- _THE DATA_
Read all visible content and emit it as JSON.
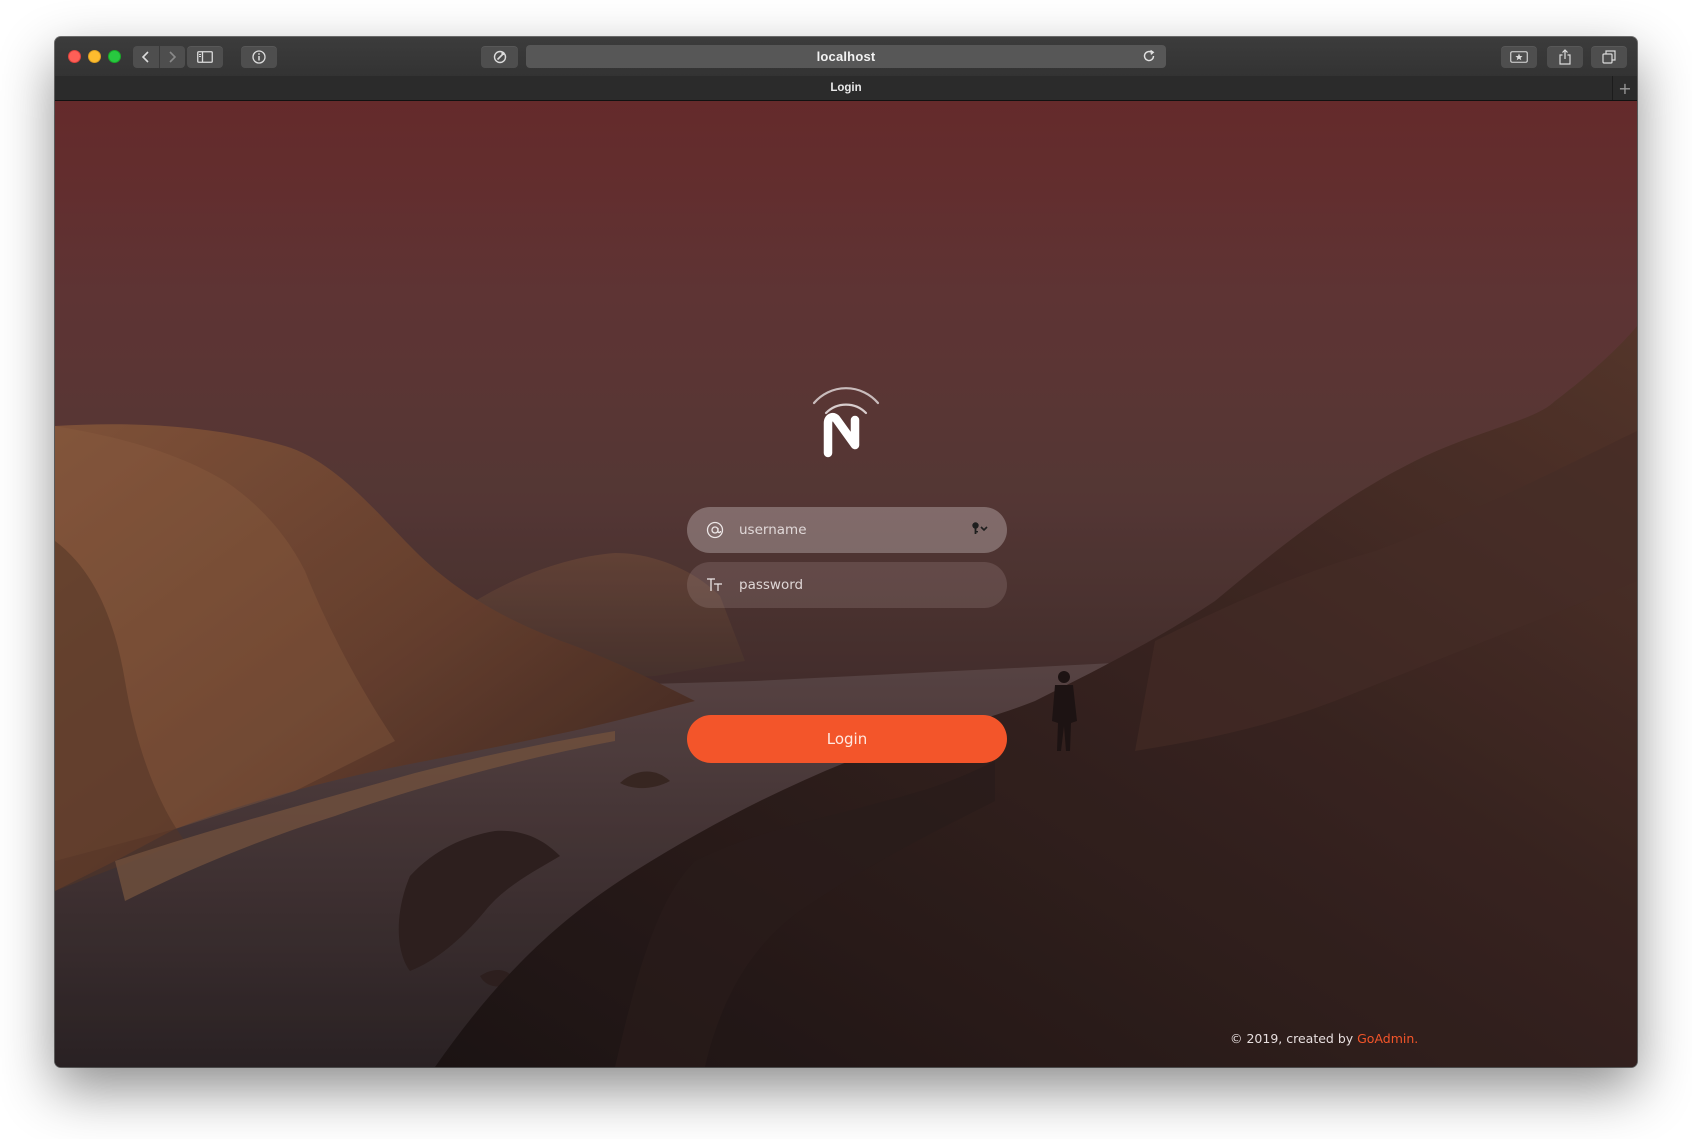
{
  "browser": {
    "url": "localhost",
    "tab_title": "Login",
    "new_tab_label": "+"
  },
  "login": {
    "username_placeholder": "username",
    "password_placeholder": "password",
    "button_label": "Login"
  },
  "footer": {
    "prefix": "© 2019, created by ",
    "link_text": "GoAdmin",
    "suffix": "."
  },
  "colors": {
    "accent": "#f3552a",
    "toolbar": "#383838",
    "tabbar": "#2b2b2b"
  },
  "icons": {
    "username_field": "at-sign-icon",
    "password_field": "text-size-icon",
    "autofill": "keychain-icon",
    "reload": "reload-icon",
    "logo": "n-signal-logo"
  }
}
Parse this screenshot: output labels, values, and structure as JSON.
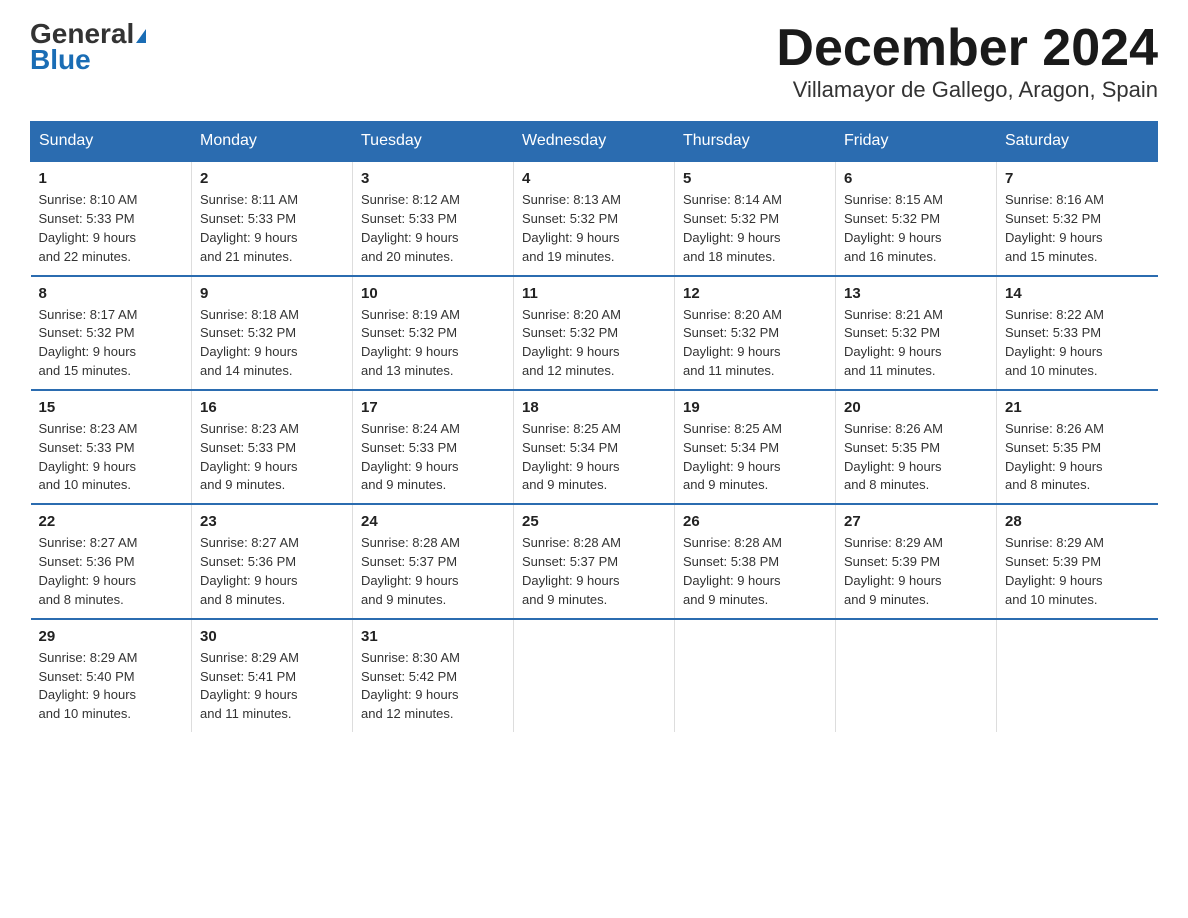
{
  "logo": {
    "line1": "General",
    "line2": "Blue"
  },
  "title": "December 2024",
  "subtitle": "Villamayor de Gallego, Aragon, Spain",
  "days_header": [
    "Sunday",
    "Monday",
    "Tuesday",
    "Wednesday",
    "Thursday",
    "Friday",
    "Saturday"
  ],
  "weeks": [
    [
      {
        "date": "1",
        "info": "Sunrise: 8:10 AM\nSunset: 5:33 PM\nDaylight: 9 hours\nand 22 minutes."
      },
      {
        "date": "2",
        "info": "Sunrise: 8:11 AM\nSunset: 5:33 PM\nDaylight: 9 hours\nand 21 minutes."
      },
      {
        "date": "3",
        "info": "Sunrise: 8:12 AM\nSunset: 5:33 PM\nDaylight: 9 hours\nand 20 minutes."
      },
      {
        "date": "4",
        "info": "Sunrise: 8:13 AM\nSunset: 5:32 PM\nDaylight: 9 hours\nand 19 minutes."
      },
      {
        "date": "5",
        "info": "Sunrise: 8:14 AM\nSunset: 5:32 PM\nDaylight: 9 hours\nand 18 minutes."
      },
      {
        "date": "6",
        "info": "Sunrise: 8:15 AM\nSunset: 5:32 PM\nDaylight: 9 hours\nand 16 minutes."
      },
      {
        "date": "7",
        "info": "Sunrise: 8:16 AM\nSunset: 5:32 PM\nDaylight: 9 hours\nand 15 minutes."
      }
    ],
    [
      {
        "date": "8",
        "info": "Sunrise: 8:17 AM\nSunset: 5:32 PM\nDaylight: 9 hours\nand 15 minutes."
      },
      {
        "date": "9",
        "info": "Sunrise: 8:18 AM\nSunset: 5:32 PM\nDaylight: 9 hours\nand 14 minutes."
      },
      {
        "date": "10",
        "info": "Sunrise: 8:19 AM\nSunset: 5:32 PM\nDaylight: 9 hours\nand 13 minutes."
      },
      {
        "date": "11",
        "info": "Sunrise: 8:20 AM\nSunset: 5:32 PM\nDaylight: 9 hours\nand 12 minutes."
      },
      {
        "date": "12",
        "info": "Sunrise: 8:20 AM\nSunset: 5:32 PM\nDaylight: 9 hours\nand 11 minutes."
      },
      {
        "date": "13",
        "info": "Sunrise: 8:21 AM\nSunset: 5:32 PM\nDaylight: 9 hours\nand 11 minutes."
      },
      {
        "date": "14",
        "info": "Sunrise: 8:22 AM\nSunset: 5:33 PM\nDaylight: 9 hours\nand 10 minutes."
      }
    ],
    [
      {
        "date": "15",
        "info": "Sunrise: 8:23 AM\nSunset: 5:33 PM\nDaylight: 9 hours\nand 10 minutes."
      },
      {
        "date": "16",
        "info": "Sunrise: 8:23 AM\nSunset: 5:33 PM\nDaylight: 9 hours\nand 9 minutes."
      },
      {
        "date": "17",
        "info": "Sunrise: 8:24 AM\nSunset: 5:33 PM\nDaylight: 9 hours\nand 9 minutes."
      },
      {
        "date": "18",
        "info": "Sunrise: 8:25 AM\nSunset: 5:34 PM\nDaylight: 9 hours\nand 9 minutes."
      },
      {
        "date": "19",
        "info": "Sunrise: 8:25 AM\nSunset: 5:34 PM\nDaylight: 9 hours\nand 9 minutes."
      },
      {
        "date": "20",
        "info": "Sunrise: 8:26 AM\nSunset: 5:35 PM\nDaylight: 9 hours\nand 8 minutes."
      },
      {
        "date": "21",
        "info": "Sunrise: 8:26 AM\nSunset: 5:35 PM\nDaylight: 9 hours\nand 8 minutes."
      }
    ],
    [
      {
        "date": "22",
        "info": "Sunrise: 8:27 AM\nSunset: 5:36 PM\nDaylight: 9 hours\nand 8 minutes."
      },
      {
        "date": "23",
        "info": "Sunrise: 8:27 AM\nSunset: 5:36 PM\nDaylight: 9 hours\nand 8 minutes."
      },
      {
        "date": "24",
        "info": "Sunrise: 8:28 AM\nSunset: 5:37 PM\nDaylight: 9 hours\nand 9 minutes."
      },
      {
        "date": "25",
        "info": "Sunrise: 8:28 AM\nSunset: 5:37 PM\nDaylight: 9 hours\nand 9 minutes."
      },
      {
        "date": "26",
        "info": "Sunrise: 8:28 AM\nSunset: 5:38 PM\nDaylight: 9 hours\nand 9 minutes."
      },
      {
        "date": "27",
        "info": "Sunrise: 8:29 AM\nSunset: 5:39 PM\nDaylight: 9 hours\nand 9 minutes."
      },
      {
        "date": "28",
        "info": "Sunrise: 8:29 AM\nSunset: 5:39 PM\nDaylight: 9 hours\nand 10 minutes."
      }
    ],
    [
      {
        "date": "29",
        "info": "Sunrise: 8:29 AM\nSunset: 5:40 PM\nDaylight: 9 hours\nand 10 minutes."
      },
      {
        "date": "30",
        "info": "Sunrise: 8:29 AM\nSunset: 5:41 PM\nDaylight: 9 hours\nand 11 minutes."
      },
      {
        "date": "31",
        "info": "Sunrise: 8:30 AM\nSunset: 5:42 PM\nDaylight: 9 hours\nand 12 minutes."
      },
      {
        "date": "",
        "info": ""
      },
      {
        "date": "",
        "info": ""
      },
      {
        "date": "",
        "info": ""
      },
      {
        "date": "",
        "info": ""
      }
    ]
  ]
}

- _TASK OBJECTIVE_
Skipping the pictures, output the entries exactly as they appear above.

- _RESULT BELOW_
Read all visible content and emit it as JSON.
{
  "browser": {
    "url": "localhost",
    "tab_title": "Login",
    "new_tab_label": "+"
  },
  "login": {
    "username_placeholder": "username",
    "password_placeholder": "password",
    "button_label": "Login"
  },
  "footer": {
    "prefix": "© 2019, created by ",
    "link_text": "GoAdmin",
    "suffix": "."
  },
  "colors": {
    "accent": "#f3552a",
    "toolbar": "#383838",
    "tabbar": "#2b2b2b"
  },
  "icons": {
    "username_field": "at-sign-icon",
    "password_field": "text-size-icon",
    "autofill": "keychain-icon",
    "reload": "reload-icon",
    "logo": "n-signal-logo"
  }
}
Parse this screenshot: output labels, values, and structure as JSON.
{
  "logo": {
    "line1": "General",
    "line2": "Blue"
  },
  "title": "December 2024",
  "subtitle": "Villamayor de Gallego, Aragon, Spain",
  "days_header": [
    "Sunday",
    "Monday",
    "Tuesday",
    "Wednesday",
    "Thursday",
    "Friday",
    "Saturday"
  ],
  "weeks": [
    [
      {
        "date": "1",
        "info": "Sunrise: 8:10 AM\nSunset: 5:33 PM\nDaylight: 9 hours\nand 22 minutes."
      },
      {
        "date": "2",
        "info": "Sunrise: 8:11 AM\nSunset: 5:33 PM\nDaylight: 9 hours\nand 21 minutes."
      },
      {
        "date": "3",
        "info": "Sunrise: 8:12 AM\nSunset: 5:33 PM\nDaylight: 9 hours\nand 20 minutes."
      },
      {
        "date": "4",
        "info": "Sunrise: 8:13 AM\nSunset: 5:32 PM\nDaylight: 9 hours\nand 19 minutes."
      },
      {
        "date": "5",
        "info": "Sunrise: 8:14 AM\nSunset: 5:32 PM\nDaylight: 9 hours\nand 18 minutes."
      },
      {
        "date": "6",
        "info": "Sunrise: 8:15 AM\nSunset: 5:32 PM\nDaylight: 9 hours\nand 16 minutes."
      },
      {
        "date": "7",
        "info": "Sunrise: 8:16 AM\nSunset: 5:32 PM\nDaylight: 9 hours\nand 15 minutes."
      }
    ],
    [
      {
        "date": "8",
        "info": "Sunrise: 8:17 AM\nSunset: 5:32 PM\nDaylight: 9 hours\nand 15 minutes."
      },
      {
        "date": "9",
        "info": "Sunrise: 8:18 AM\nSunset: 5:32 PM\nDaylight: 9 hours\nand 14 minutes."
      },
      {
        "date": "10",
        "info": "Sunrise: 8:19 AM\nSunset: 5:32 PM\nDaylight: 9 hours\nand 13 minutes."
      },
      {
        "date": "11",
        "info": "Sunrise: 8:20 AM\nSunset: 5:32 PM\nDaylight: 9 hours\nand 12 minutes."
      },
      {
        "date": "12",
        "info": "Sunrise: 8:20 AM\nSunset: 5:32 PM\nDaylight: 9 hours\nand 11 minutes."
      },
      {
        "date": "13",
        "info": "Sunrise: 8:21 AM\nSunset: 5:32 PM\nDaylight: 9 hours\nand 11 minutes."
      },
      {
        "date": "14",
        "info": "Sunrise: 8:22 AM\nSunset: 5:33 PM\nDaylight: 9 hours\nand 10 minutes."
      }
    ],
    [
      {
        "date": "15",
        "info": "Sunrise: 8:23 AM\nSunset: 5:33 PM\nDaylight: 9 hours\nand 10 minutes."
      },
      {
        "date": "16",
        "info": "Sunrise: 8:23 AM\nSunset: 5:33 PM\nDaylight: 9 hours\nand 9 minutes."
      },
      {
        "date": "17",
        "info": "Sunrise: 8:24 AM\nSunset: 5:33 PM\nDaylight: 9 hours\nand 9 minutes."
      },
      {
        "date": "18",
        "info": "Sunrise: 8:25 AM\nSunset: 5:34 PM\nDaylight: 9 hours\nand 9 minutes."
      },
      {
        "date": "19",
        "info": "Sunrise: 8:25 AM\nSunset: 5:34 PM\nDaylight: 9 hours\nand 9 minutes."
      },
      {
        "date": "20",
        "info": "Sunrise: 8:26 AM\nSunset: 5:35 PM\nDaylight: 9 hours\nand 8 minutes."
      },
      {
        "date": "21",
        "info": "Sunrise: 8:26 AM\nSunset: 5:35 PM\nDaylight: 9 hours\nand 8 minutes."
      }
    ],
    [
      {
        "date": "22",
        "info": "Sunrise: 8:27 AM\nSunset: 5:36 PM\nDaylight: 9 hours\nand 8 minutes."
      },
      {
        "date": "23",
        "info": "Sunrise: 8:27 AM\nSunset: 5:36 PM\nDaylight: 9 hours\nand 8 minutes."
      },
      {
        "date": "24",
        "info": "Sunrise: 8:28 AM\nSunset: 5:37 PM\nDaylight: 9 hours\nand 9 minutes."
      },
      {
        "date": "25",
        "info": "Sunrise: 8:28 AM\nSunset: 5:37 PM\nDaylight: 9 hours\nand 9 minutes."
      },
      {
        "date": "26",
        "info": "Sunrise: 8:28 AM\nSunset: 5:38 PM\nDaylight: 9 hours\nand 9 minutes."
      },
      {
        "date": "27",
        "info": "Sunrise: 8:29 AM\nSunset: 5:39 PM\nDaylight: 9 hours\nand 9 minutes."
      },
      {
        "date": "28",
        "info": "Sunrise: 8:29 AM\nSunset: 5:39 PM\nDaylight: 9 hours\nand 10 minutes."
      }
    ],
    [
      {
        "date": "29",
        "info": "Sunrise: 8:29 AM\nSunset: 5:40 PM\nDaylight: 9 hours\nand 10 minutes."
      },
      {
        "date": "30",
        "info": "Sunrise: 8:29 AM\nSunset: 5:41 PM\nDaylight: 9 hours\nand 11 minutes."
      },
      {
        "date": "31",
        "info": "Sunrise: 8:30 AM\nSunset: 5:42 PM\nDaylight: 9 hours\nand 12 minutes."
      },
      {
        "date": "",
        "info": ""
      },
      {
        "date": "",
        "info": ""
      },
      {
        "date": "",
        "info": ""
      },
      {
        "date": "",
        "info": ""
      }
    ]
  ]
}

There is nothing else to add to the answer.